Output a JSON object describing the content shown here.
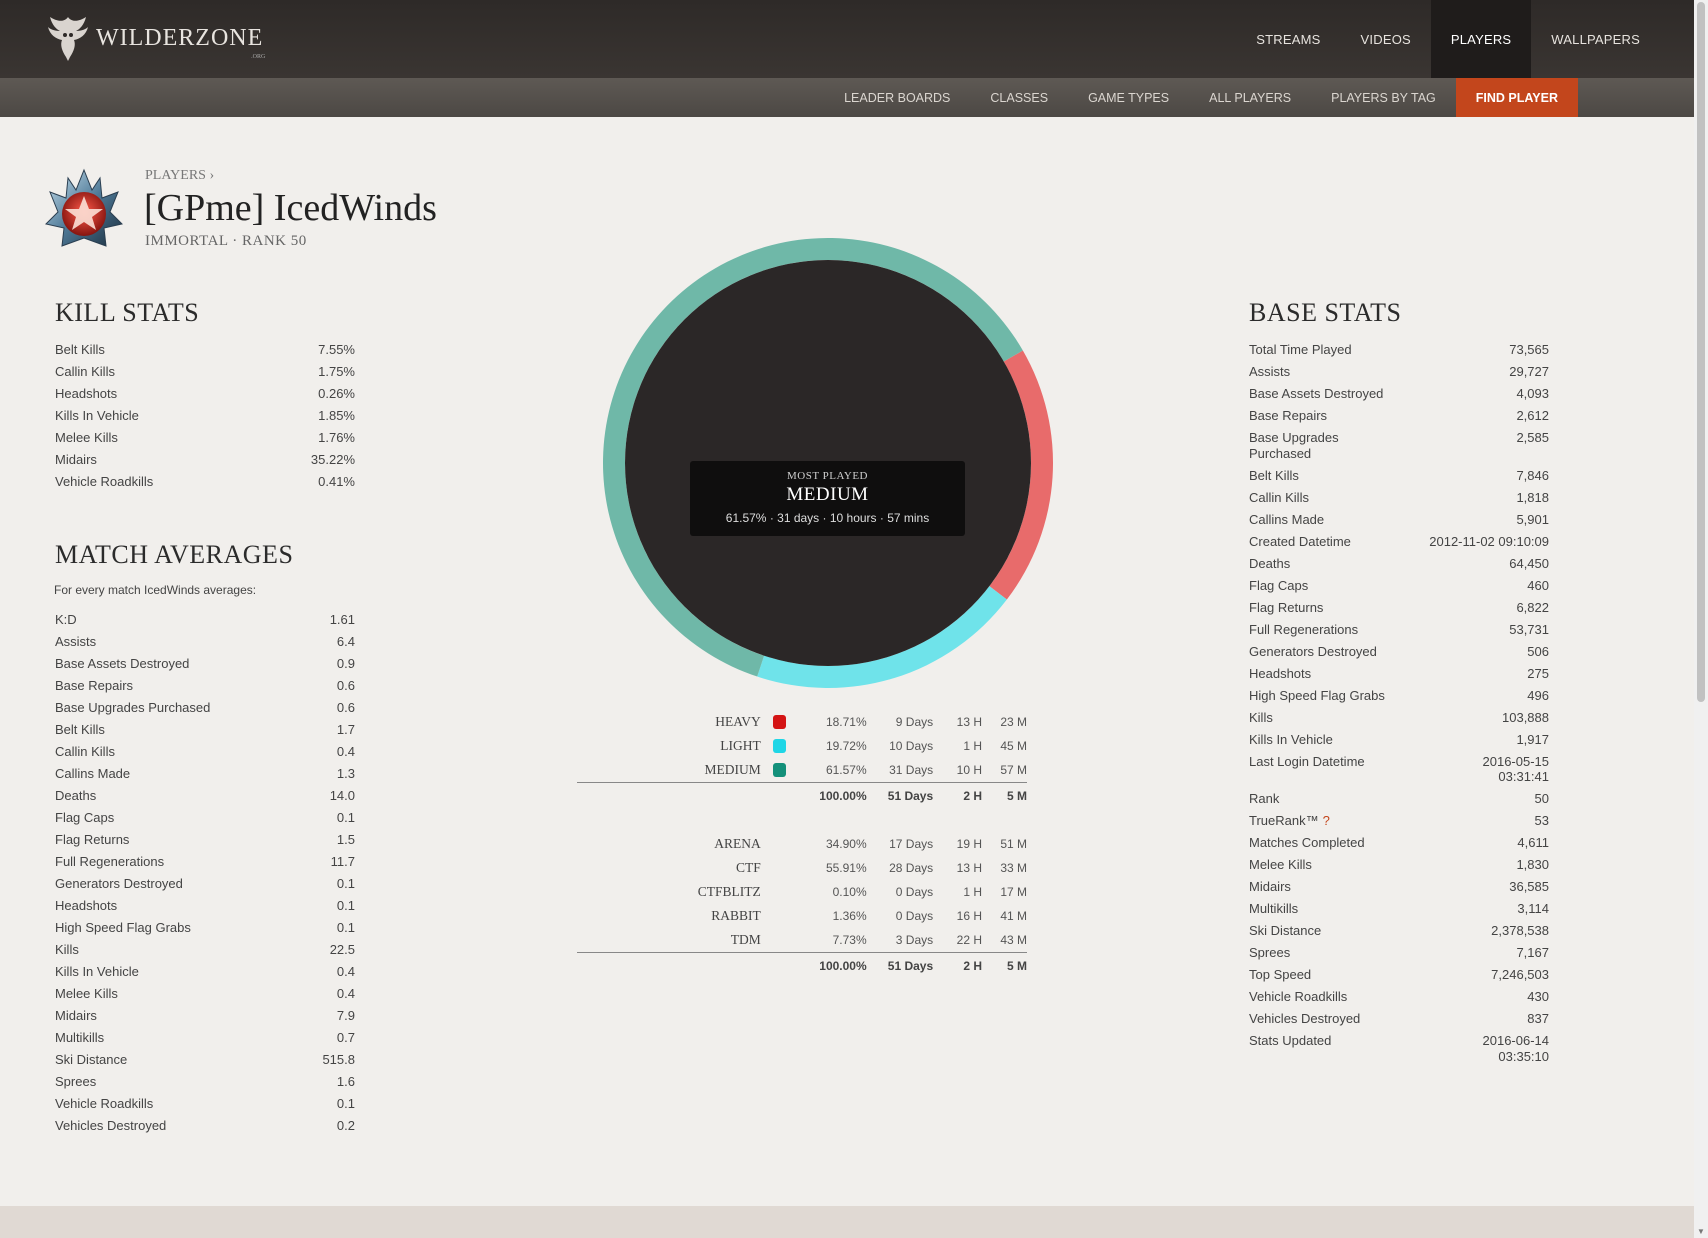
{
  "site": {
    "logo_text": "WILDERZONE",
    "logo_suffix": ".ORG"
  },
  "main_nav": [
    {
      "label": "STREAMS",
      "active": false
    },
    {
      "label": "VIDEOS",
      "active": false
    },
    {
      "label": "PLAYERS",
      "active": true
    },
    {
      "label": "WALLPAPERS",
      "active": false
    }
  ],
  "sub_nav": [
    {
      "label": "LEADER BOARDS",
      "active": false
    },
    {
      "label": "CLASSES",
      "active": false
    },
    {
      "label": "GAME TYPES",
      "active": false
    },
    {
      "label": "ALL PLAYERS",
      "active": false
    },
    {
      "label": "PLAYERS BY TAG",
      "active": false
    },
    {
      "label": "FIND PLAYER",
      "active": true
    }
  ],
  "player": {
    "breadcrumb": "PLAYERS ›",
    "name": "[GPme] IcedWinds",
    "rank_line": "IMMORTAL · RANK 50",
    "badge_icon": "rank-star-badge-icon"
  },
  "kill_stats": {
    "title": "KILL STATS",
    "rows": [
      {
        "label": "Belt Kills",
        "value": "7.55%"
      },
      {
        "label": "Callin Kills",
        "value": "1.75%"
      },
      {
        "label": "Headshots",
        "value": "0.26%"
      },
      {
        "label": "Kills In Vehicle",
        "value": "1.85%"
      },
      {
        "label": "Melee Kills",
        "value": "1.76%"
      },
      {
        "label": "Midairs",
        "value": "35.22%"
      },
      {
        "label": "Vehicle Roadkills",
        "value": "0.41%"
      }
    ]
  },
  "match_averages": {
    "title": "MATCH AVERAGES",
    "subtitle": "For every match IcedWinds averages:",
    "rows": [
      {
        "label": "K:D",
        "value": "1.61"
      },
      {
        "label": "Assists",
        "value": "6.4"
      },
      {
        "label": "Base Assets Destroyed",
        "value": "0.9"
      },
      {
        "label": "Base Repairs",
        "value": "0.6"
      },
      {
        "label": "Base Upgrades Purchased",
        "value": "0.6"
      },
      {
        "label": "Belt Kills",
        "value": "1.7"
      },
      {
        "label": "Callin Kills",
        "value": "0.4"
      },
      {
        "label": "Callins Made",
        "value": "1.3"
      },
      {
        "label": "Deaths",
        "value": "14.0"
      },
      {
        "label": "Flag Caps",
        "value": "0.1"
      },
      {
        "label": "Flag Returns",
        "value": "1.5"
      },
      {
        "label": "Full Regenerations",
        "value": "11.7"
      },
      {
        "label": "Generators Destroyed",
        "value": "0.1"
      },
      {
        "label": "Headshots",
        "value": "0.1"
      },
      {
        "label": "High Speed Flag Grabs",
        "value": "0.1"
      },
      {
        "label": "Kills",
        "value": "22.5"
      },
      {
        "label": "Kills In Vehicle",
        "value": "0.4"
      },
      {
        "label": "Melee Kills",
        "value": "0.4"
      },
      {
        "label": "Midairs",
        "value": "7.9"
      },
      {
        "label": "Multikills",
        "value": "0.7"
      },
      {
        "label": "Ski Distance",
        "value": "515.8"
      },
      {
        "label": "Sprees",
        "value": "1.6"
      },
      {
        "label": "Vehicle Roadkills",
        "value": "0.1"
      },
      {
        "label": "Vehicles Destroyed",
        "value": "0.2"
      }
    ]
  },
  "base_stats": {
    "title": "BASE STATS",
    "rows": [
      {
        "label": "Total Time Played",
        "value": "73,565"
      },
      {
        "label": "Assists",
        "value": "29,727"
      },
      {
        "label": "Base Assets Destroyed",
        "value": "4,093"
      },
      {
        "label": "Base Repairs",
        "value": "2,612"
      },
      {
        "label": "Base Upgrades\nPurchased",
        "value": "2,585"
      },
      {
        "label": "Belt Kills",
        "value": "7,846"
      },
      {
        "label": "Callin Kills",
        "value": "1,818"
      },
      {
        "label": "Callins Made",
        "value": "5,901"
      },
      {
        "label": "Created Datetime",
        "value": "2012-11-02 09:10:09"
      },
      {
        "label": "Deaths",
        "value": "64,450"
      },
      {
        "label": "Flag Caps",
        "value": "460"
      },
      {
        "label": "Flag Returns",
        "value": "6,822"
      },
      {
        "label": "Full Regenerations",
        "value": "53,731"
      },
      {
        "label": "Generators Destroyed",
        "value": "506"
      },
      {
        "label": "Headshots",
        "value": "275"
      },
      {
        "label": "High Speed Flag Grabs",
        "value": "496"
      },
      {
        "label": "Kills",
        "value": "103,888"
      },
      {
        "label": "Kills In Vehicle",
        "value": "1,917"
      },
      {
        "label": "Last Login Datetime",
        "value": "2016-05-15\n03:31:41"
      },
      {
        "label": "Rank",
        "value": "50"
      },
      {
        "label": "TrueRank™",
        "value": "53",
        "help": "?"
      },
      {
        "label": "Matches Completed",
        "value": "4,611"
      },
      {
        "label": "Melee Kills",
        "value": "1,830"
      },
      {
        "label": "Midairs",
        "value": "36,585"
      },
      {
        "label": "Multikills",
        "value": "3,114"
      },
      {
        "label": "Ski Distance",
        "value": "2,378,538"
      },
      {
        "label": "Sprees",
        "value": "7,167"
      },
      {
        "label": "Top Speed",
        "value": "7,246,503"
      },
      {
        "label": "Vehicle Roadkills",
        "value": "430"
      },
      {
        "label": "Vehicles Destroyed",
        "value": "837"
      },
      {
        "label": "Stats Updated",
        "value": "2016-06-14\n03:35:10"
      }
    ]
  },
  "chart_data": {
    "type": "pie",
    "categories": [
      "HEAVY",
      "LIGHT",
      "MEDIUM"
    ],
    "values": [
      18.71,
      19.72,
      61.57
    ],
    "colors": [
      "#e86b6b",
      "#6fe3ea",
      "#6fb8a8"
    ],
    "tooltip": {
      "label": "MOST PLAYED",
      "class": "MEDIUM",
      "detail": "61.57% · 31 days · 10 hours · 57 mins"
    }
  },
  "class_table": {
    "rows": [
      {
        "name": "HEAVY",
        "color": "#d41414",
        "pct": "18.71%",
        "days": "9 Days",
        "hours": "13 H",
        "mins": "23 M"
      },
      {
        "name": "LIGHT",
        "color": "#1fd6e6",
        "pct": "19.72%",
        "days": "10 Days",
        "hours": "1 H",
        "mins": "45 M"
      },
      {
        "name": "MEDIUM",
        "color": "#14907a",
        "pct": "61.57%",
        "days": "31 Days",
        "hours": "10 H",
        "mins": "57 M"
      }
    ],
    "total": {
      "pct": "100.00%",
      "days": "51 Days",
      "hours": "2 H",
      "mins": "5 M"
    }
  },
  "gametype_table": {
    "rows": [
      {
        "name": "ARENA",
        "pct": "34.90%",
        "days": "17 Days",
        "hours": "19 H",
        "mins": "51 M"
      },
      {
        "name": "CTF",
        "pct": "55.91%",
        "days": "28 Days",
        "hours": "13 H",
        "mins": "33 M"
      },
      {
        "name": "CTFBLITZ",
        "pct": "0.10%",
        "days": "0 Days",
        "hours": "1 H",
        "mins": "17 M"
      },
      {
        "name": "RABBIT",
        "pct": "1.36%",
        "days": "0 Days",
        "hours": "16 H",
        "mins": "41 M"
      },
      {
        "name": "TDM",
        "pct": "7.73%",
        "days": "3 Days",
        "hours": "22 H",
        "mins": "43 M"
      }
    ],
    "total": {
      "pct": "100.00%",
      "days": "51 Days",
      "hours": "2 H",
      "mins": "5 M"
    }
  }
}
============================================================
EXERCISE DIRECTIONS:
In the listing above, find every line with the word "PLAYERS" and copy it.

RESULT OF THE TASK:
      "label": "PLAYERS",
      "label": "ALL PLAYERS",
      "label": "PLAYERS BY TAG",
    "breadcrumb": "PLAYERS ›",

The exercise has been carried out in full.